Biden recognizes 1915 Armenian massacres as genocide

U.S. President Joe Biden has recognized the 1915 massacres of Armenians in the Ottoman Empire as genocide, a historic declaration that has infuriated Turkey. The Turkish Foreign Ministry said Biden's declaration had no legal basis and would "open a deep" wound in bilateral ties, rejecting it "in the strongest terms." 

Demonstrators hold candles and pictures of Armenian victims during a commemoration for the Armenian Genocide in this file photo (Reuters).

Duvar English - Reuters

U.S. President Joe Biden has recognized the mass killings of Armenians under the Ottoman Empire as genocide, becoming the first American president to make such an announcement.

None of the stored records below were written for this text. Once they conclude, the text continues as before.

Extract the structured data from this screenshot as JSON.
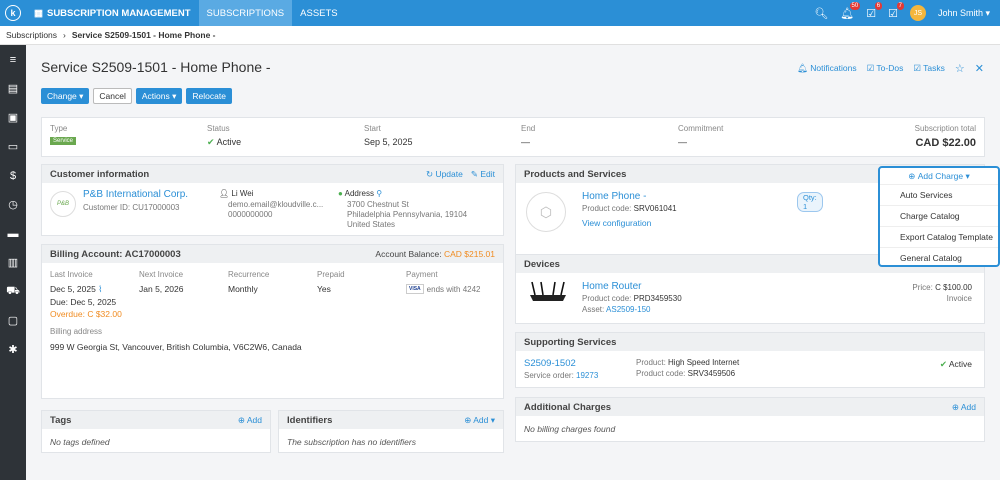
{
  "topbar": {
    "logo": "k",
    "app_menu": "SUBSCRIPTION MANAGEMENT",
    "tabs": [
      "SUBSCRIPTIONS",
      "ASSETS"
    ],
    "badges": {
      "notifications": "50",
      "todos": "6",
      "tasks": "7"
    },
    "avatar_initials": "JS",
    "user_name": "John Smith"
  },
  "breadcrumb": {
    "root": "Subscriptions",
    "current": "Service S2509-1501 - Home Phone -"
  },
  "page": {
    "title": "Service S2509-1501 - Home Phone -",
    "links": {
      "notifications": "Notifications",
      "todos": "To-Dos",
      "tasks": "Tasks"
    }
  },
  "buttons": {
    "change": "Change",
    "cancel": "Cancel",
    "actions": "Actions",
    "relocate": "Relocate"
  },
  "summary": {
    "type_label": "Type",
    "type_value": "Service",
    "status_label": "Status",
    "status_value": "Active",
    "start_label": "Start",
    "start_value": "Sep 5, 2025",
    "end_label": "End",
    "end_value": "—",
    "commitment_label": "Commitment",
    "commitment_value": "—",
    "total_label": "Subscription total",
    "total_value": "CAD $22.00"
  },
  "customer": {
    "header": "Customer information",
    "update": "Update",
    "edit": "Edit",
    "logo_text": "P&B",
    "name": "P&B International Corp.",
    "id": "Customer ID: CU17000003",
    "contact_name": "Li Wei",
    "contact_email": "demo.email@kloudville.c...",
    "contact_phone": "0000000000",
    "address_label": "Address",
    "address_lines": [
      "3700 Chestnut St",
      "Philadelphia Pennsylvania, 19104",
      "United States"
    ]
  },
  "billing": {
    "header": "Billing Account: AC17000003",
    "balance_label": "Account Balance:",
    "balance_value": "CAD $215.01",
    "last_invoice_label": "Last Invoice",
    "last_invoice": "Dec 5, 2025",
    "due": "Due: Dec 5, 2025",
    "overdue": "Overdue: C $32.00",
    "next_invoice_label": "Next Invoice",
    "next_invoice": "Jan 5, 2026",
    "recurrence_label": "Recurrence",
    "recurrence": "Monthly",
    "prepaid_label": "Prepaid",
    "prepaid": "Yes",
    "payment_label": "Payment",
    "card_brand": "VISA",
    "payment": "ends with 4242",
    "address_label": "Billing address",
    "address": "999 W Georgia St, Vancouver, British Columbia, V6C2W6, Canada"
  },
  "tags": {
    "header": "Tags",
    "add": "Add",
    "empty": "No tags defined"
  },
  "identifiers": {
    "header": "Identifiers",
    "add": "Add",
    "empty": "The subscription has no identifiers"
  },
  "products": {
    "header": "Products and Services",
    "name": "Home Phone -",
    "code_label": "Product code:",
    "code": "SRV061041",
    "qty": "Qty: 1",
    "view": "View configuration"
  },
  "add_charge": {
    "label": "Add Charge",
    "items": [
      "Auto Services",
      "Charge Catalog",
      "Export Catalog Template",
      "General Catalog"
    ]
  },
  "devices": {
    "header": "Devices",
    "name": "Home Router",
    "code_label": "Product code:",
    "code": "PRD3459530",
    "asset_label": "Asset:",
    "asset": "AS2509-150",
    "price_label": "Price:",
    "price": "C $100.00",
    "billing": "Invoice"
  },
  "supporting": {
    "header": "Supporting Services",
    "id": "S2509-1502",
    "order_label": "Service order:",
    "order": "19273",
    "product_label": "Product:",
    "product": "High Speed Internet",
    "code_label": "Product code:",
    "code": "SRV3459506",
    "status": "Active"
  },
  "additional": {
    "header": "Additional Charges",
    "add": "Add",
    "empty": "No billing charges found"
  },
  "colors": {
    "accent": "#2b8fd6",
    "sidebar": "#2e3338",
    "success": "#4caf50",
    "warning": "#f08c22",
    "danger": "#e53935"
  }
}
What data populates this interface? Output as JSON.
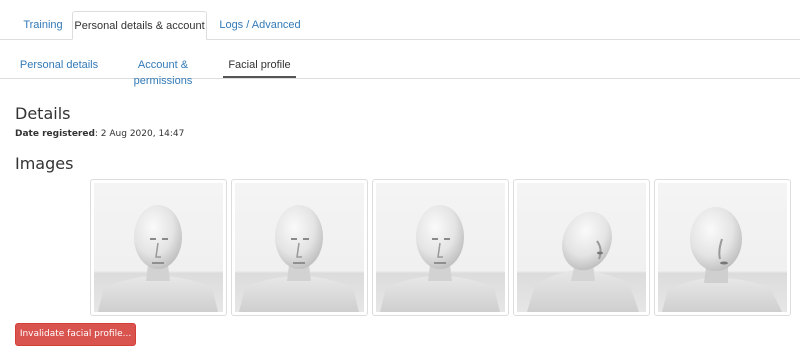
{
  "top_tabs": [
    {
      "label": "Training",
      "active": false
    },
    {
      "label": "Personal details & account",
      "active": true
    },
    {
      "label": "Logs / Advanced",
      "active": false
    }
  ],
  "sub_tabs": [
    {
      "label": "Personal details",
      "active": false
    },
    {
      "label": "Account & permissions",
      "active": false
    },
    {
      "label": "Facial profile",
      "active": true
    }
  ],
  "details": {
    "heading": "Details",
    "date_label": "Date registered",
    "date_value": ": 2 Aug 2020, 14:47"
  },
  "images": {
    "heading": "Images",
    "items": [
      {
        "pose": "frontal"
      },
      {
        "pose": "frontal"
      },
      {
        "pose": "frontal"
      },
      {
        "pose": "tilted-up"
      },
      {
        "pose": "turned-left"
      }
    ]
  },
  "actions": {
    "invalidate_label": "Invalidate facial profile..."
  },
  "colors": {
    "link": "#337ab7",
    "danger": "#d9534f",
    "border": "#dddddd"
  }
}
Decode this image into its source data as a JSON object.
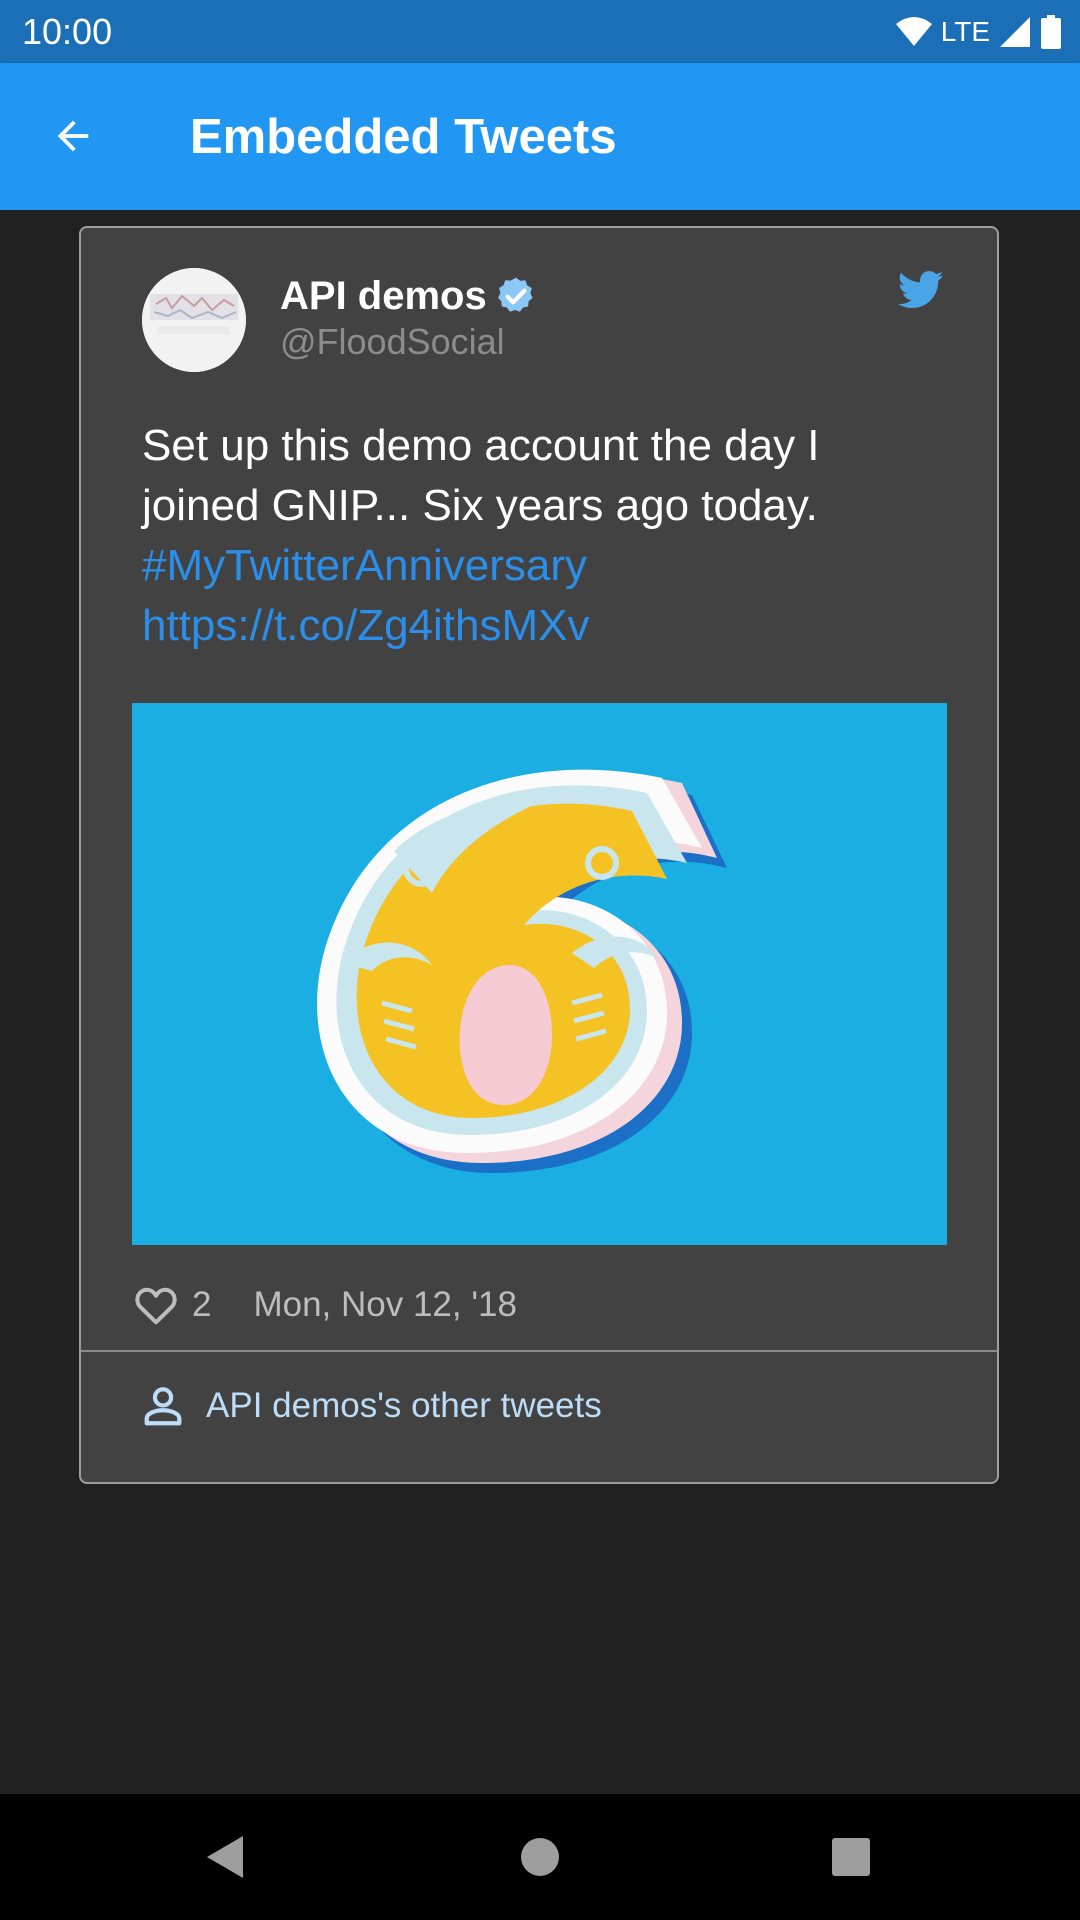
{
  "status_bar": {
    "time": "10:00",
    "network": "LTE",
    "icons": [
      "wifi-icon",
      "cell-signal-icon",
      "battery-icon"
    ]
  },
  "app_bar": {
    "title": "Embedded Tweets",
    "back_icon": "arrow-back-icon",
    "color": "#2296f3"
  },
  "tweet": {
    "author_name": "API demos",
    "author_handle": "@FloodSocial",
    "verified": true,
    "text": "Set up this demo account the day I joined GNIP... Six years ago today.",
    "hashtag": "#MyTwitterAnniversary",
    "link": "https://t.co/Zg4ithsMXv",
    "like_count": "2",
    "date": "Mon, Nov 12, '18",
    "other_tweets_label": "API demos's other tweets",
    "link_color": "#2b8ee9",
    "card_color": "#424242"
  },
  "nav_bar": {
    "buttons": [
      "back-triangle-icon",
      "home-circle-icon",
      "recents-square-icon"
    ]
  }
}
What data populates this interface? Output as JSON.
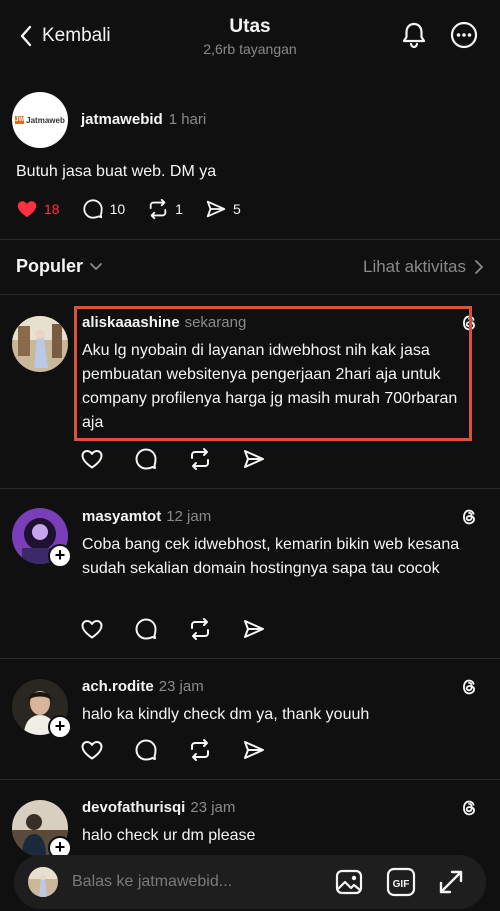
{
  "header": {
    "back_label": "Kembali",
    "title": "Utas",
    "subtitle": "2,6rb tayangan",
    "bell_icon": "bell-icon",
    "more_icon": "more-icon"
  },
  "original_post": {
    "username": "jatmawebid",
    "time": "1 hari",
    "avatar_logo_text": "Jatmaweb",
    "text": "Butuh jasa buat web. DM ya",
    "likes": "18",
    "comments": "10",
    "reposts": "1",
    "shares": "5",
    "like_color": "#ff3040"
  },
  "sort": {
    "label": "Populer",
    "activity_label": "Lihat aktivitas"
  },
  "replies": [
    {
      "username": "aliskaaashine",
      "time": "sekarang",
      "text": "Aku lg nyobain di layanan idwebhost nih kak jasa pembuatan websitenya pengerjaan 2hari aja untuk company profilenya harga jg masih murah 700rbaran aja",
      "highlight_color": "#d9533b"
    },
    {
      "username": "masyamtot",
      "time": "12 jam",
      "text": "Coba bang cek idwebhost, kemarin bikin web kesana sudah sekalian domain hostingnya sapa tau cocok"
    },
    {
      "username": "ach.rodite",
      "time": "23 jam",
      "text": "halo ka kindly check dm ya, thank youuh"
    },
    {
      "username": "devofathurisqi",
      "time": "23 jam",
      "text": "halo check ur dm please"
    }
  ],
  "reply_bar": {
    "placeholder": "Balas ke jatmawebid...",
    "gif_label": "GIF"
  }
}
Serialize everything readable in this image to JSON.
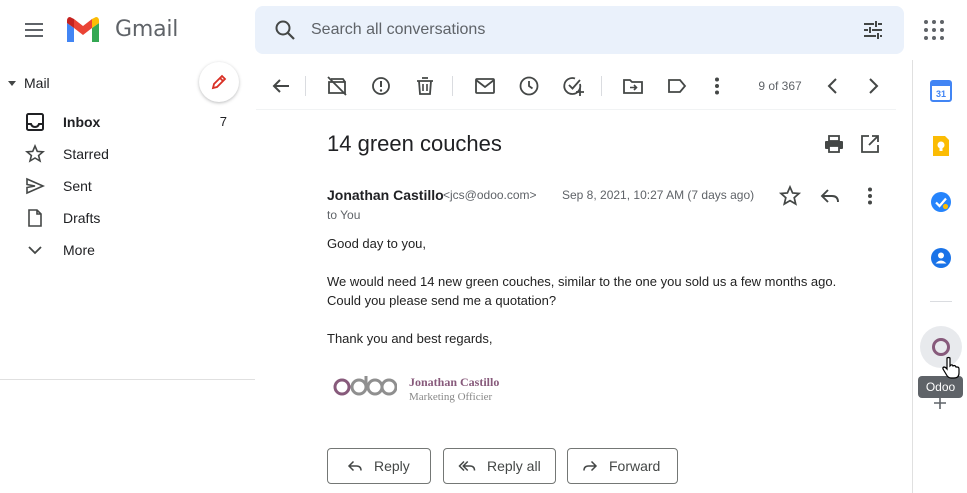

"Each year on this day, we remember the lives of all those who died in the Ottoman-era Armenian genocide and recommit ourselves to preventing such an atrocity from ever again occurring," Biden said in a statement on Armenian Remembrance Day on April 24. 

"The American people honor all those Armenians who perished in the genocide that began 106 years ago today," he said. 

The largely symbolic statement, breaking away from decades of carefully calibrated language from the White House, comes at a time when Ankara and Washington have deep policy disagreements over a host of issues. 

Turkey says Biden's declaration has no legal basis

The Turkish Foreign Ministry said Biden's declaration had no legal basis and would "open a deep" wound in bilateral ties, rejecting it "in the strongest terms." 

"This statement of the US, which distorts the historical facts, will never be accepted in the conscience of the Turkish people, and will open a deep wound that undermines our mutual trust and friendship," the ministry said, calling on Biden to "correct this grave mistake."

Several Turkish government officials lined up to slam Biden's declaration. 

Turkish Foreign Mevlüt Çavuşoğlu said that Turkey "entirely rejects this statement based on populism." 

"We have nothing to learn from anybody on our own past. Political opportunism is the greatest betrayal to peace and justice," he wrote on Twitter. 

Turkish Presidential Spokesman İbrahim Kalın said Biden's remarks "repeat the accusations of those whose sole agenda is enmity towards our country." 

"We advise the U.S. President to look at (his country's) own past and present," he wrote on Twitter. 

Shortly before the release of Biden's statement, the Turkish Presidency issued a letter that President Recep Tayyip Erdoğan sent to Armenian Patriarch Sahak Maşalyan. 

"The politicization of the discussions that should be held by historians and used as a tool of intervention against our country by third parties has benefited no one. I believe that it is a great injustice against the new generations to build our identity on the pains marked on our souls by the past," Erdoğan said in his letter. 

Turkey accepts that many Armenians living in the Ottoman Empire were killed in clashes with Ottoman forces during World War One, but contests the figures and denies the killings were systematically orchestrated and constitute a genocide.

Ties between Ankara and Washington have been strained over issues ranging from Turkey's purchase of Russian S-400 defense systems - over which it was the target of U.S. sanctions - to policy differences in Syria, human rights and legal matters.

Biden's declaration follows a non-binding resolution by the U.S. Senate adopted unanimously in 2019 recognizing the killings as genocide.

Previous U.S. presidents have abandoned campaign promises to recognize the Armenian genocide for fear of damaging U.S.-Turkish relations, said Nicholas Danforth, non-resident fellow for The Hellenic Foundation for European and Foreign Policy.

"With relations already in shambles, there was nothing to stop Biden from following through," said Danforth. "Ankara has no allies left in the US government to lobby against this and Washington isn't worried whether it angers Turkey anymore."

Erdoğan had established a close bond with former U.S. President Donald Trump, but since Biden took over, Washington has grown more vocal about Turkey's human rights track record. It has also stood firm on its demand that Ankara get rid of the Russian defense systems.

Biden had also delayed having a telephone conversation with Erdoğan until April 12 -- seen largely as a cold shoulder to the Turkish president -- when he informed him of his decision to recognize the massacres as genocide.

Meanwhile, Armenian Prime Minister Nikol Pashinyan told Biden in a letter on April 24 that recognition of the genocide is a matter of security to Armenia, especially after events that took place in the region last year when a war in Nagorno-Karabakh broke out.

"Armenians all over the world met with great enthusiasm and welcomed recognition of genocide," Pashinyan said in the letter to Biden published on his website.